Every record is to be printed exactly as written, and any picture in it is skipped.
++++ MATERIAL FOR THIS EXERCISE ++++
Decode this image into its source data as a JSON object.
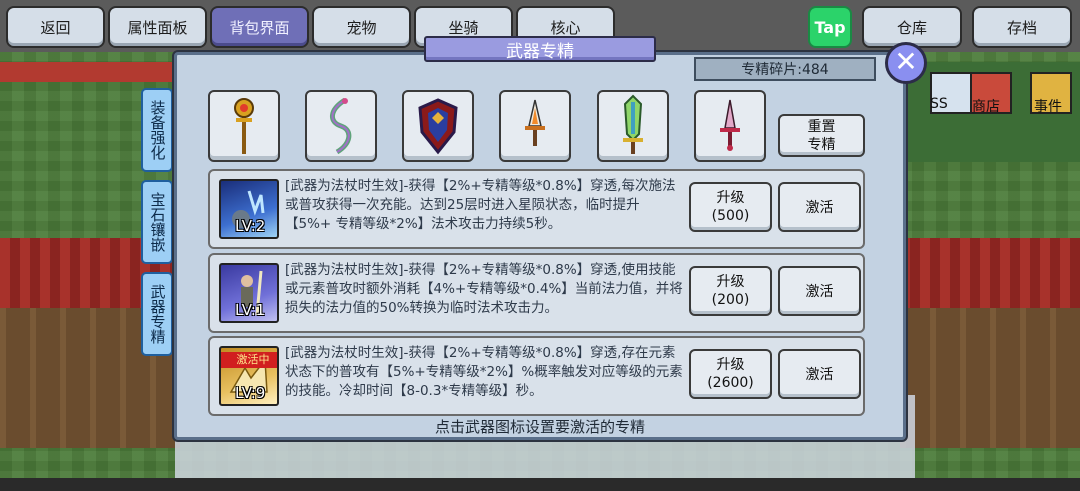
{
  "nav": {
    "back": "返回",
    "attributes": "属性面板",
    "backpack": "背包界面",
    "pet": "宠物",
    "mount": "坐骑",
    "core": "核心",
    "tap": "Tap",
    "warehouse": "仓库",
    "save": "存档"
  },
  "side_tabs": [
    {
      "label": "装备强化"
    },
    {
      "label": "宝石镶嵌"
    },
    {
      "label": "武器专精"
    }
  ],
  "modal": {
    "title": "武器专精",
    "shards": "专精碎片:484",
    "reset_line1": "重置",
    "reset_line2": "专精",
    "hint": "点击武器图标设置要激活的专精"
  },
  "weapons": [
    {
      "icon": "golden-staff-icon"
    },
    {
      "icon": "serpent-bow-icon"
    },
    {
      "icon": "ornate-shield-icon"
    },
    {
      "icon": "flame-dagger-icon"
    },
    {
      "icon": "jade-sword-icon"
    },
    {
      "icon": "ruby-dagger-icon"
    }
  ],
  "specialties": [
    {
      "level": "LV:2",
      "desc": "[武器为法杖时生效]-获得【2%+专精等级*0.8%】穿透,每次施法或普攻获得一次充能。达到25层时进入星陨状态，临时提升【5%+ 专精等级*2%】法术攻击力持续5秒。",
      "upgrade_label": "升级",
      "upgrade_cost": "(500)",
      "activate": "激活",
      "active_badge": ""
    },
    {
      "level": "LV:1",
      "desc": "[武器为法杖时生效]-获得【2%+专精等级*0.8%】穿透,使用技能或元素普攻时额外消耗【4%+专精等级*0.4%】当前法力值，并将损失的法力值的50%转换为临时法术攻击力。",
      "upgrade_label": "升级",
      "upgrade_cost": "(200)",
      "activate": "激活",
      "active_badge": ""
    },
    {
      "level": "LV:9",
      "desc": "[武器为法杖时生效]-获得【2%+专精等级*0.8%】穿透,存在元素状态下的普攻有【5%+专精等级*2%】%概率触发对应等级的元素的技能。冷却时间【8-0.3*专精等级】秒。",
      "upgrade_label": "升级",
      "upgrade_cost": "(2600)",
      "activate": "激活",
      "active_badge": "激活中"
    }
  ],
  "background": {
    "shop_labels": [
      "SS",
      "商店",
      "事件"
    ]
  }
}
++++
EXERCISE SOLUTION.
Decode this image into its source data as a JSON object.
{
  "nav": {
    "back": "返回",
    "attributes": "属性面板",
    "backpack": "背包界面",
    "pet": "宠物",
    "mount": "坐骑",
    "core": "核心",
    "tap": "Tap",
    "warehouse": "仓库",
    "save": "存档"
  },
  "side_tabs": [
    {
      "label": "装备强化"
    },
    {
      "label": "宝石镶嵌"
    },
    {
      "label": "武器专精"
    }
  ],
  "modal": {
    "title": "武器专精",
    "shards": "专精碎片:484",
    "reset_line1": "重置",
    "reset_line2": "专精",
    "hint": "点击武器图标设置要激活的专精"
  },
  "weapons": [
    {
      "icon": "golden-staff-icon"
    },
    {
      "icon": "serpent-bow-icon"
    },
    {
      "icon": "ornate-shield-icon"
    },
    {
      "icon": "flame-dagger-icon"
    },
    {
      "icon": "jade-sword-icon"
    },
    {
      "icon": "ruby-dagger-icon"
    }
  ],
  "specialties": [
    {
      "level": "LV:2",
      "desc": "[武器为法杖时生效]-获得【2%+专精等级*0.8%】穿透,每次施法或普攻获得一次充能。达到25层时进入星陨状态，临时提升【5%+ 专精等级*2%】法术攻击力持续5秒。",
      "upgrade_label": "升级",
      "upgrade_cost": "(500)",
      "activate": "激活",
      "active_badge": ""
    },
    {
      "level": "LV:1",
      "desc": "[武器为法杖时生效]-获得【2%+专精等级*0.8%】穿透,使用技能或元素普攻时额外消耗【4%+专精等级*0.4%】当前法力值，并将损失的法力值的50%转换为临时法术攻击力。",
      "upgrade_label": "升级",
      "upgrade_cost": "(200)",
      "activate": "激活",
      "active_badge": ""
    },
    {
      "level": "LV:9",
      "desc": "[武器为法杖时生效]-获得【2%+专精等级*0.8%】穿透,存在元素状态下的普攻有【5%+专精等级*2%】%概率触发对应等级的元素的技能。冷却时间【8-0.3*专精等级】秒。",
      "upgrade_label": "升级",
      "upgrade_cost": "(2600)",
      "activate": "激活",
      "active_badge": "激活中"
    }
  ],
  "background": {
    "shop_labels": [
      "SS",
      "商店",
      "事件"
    ]
  }
}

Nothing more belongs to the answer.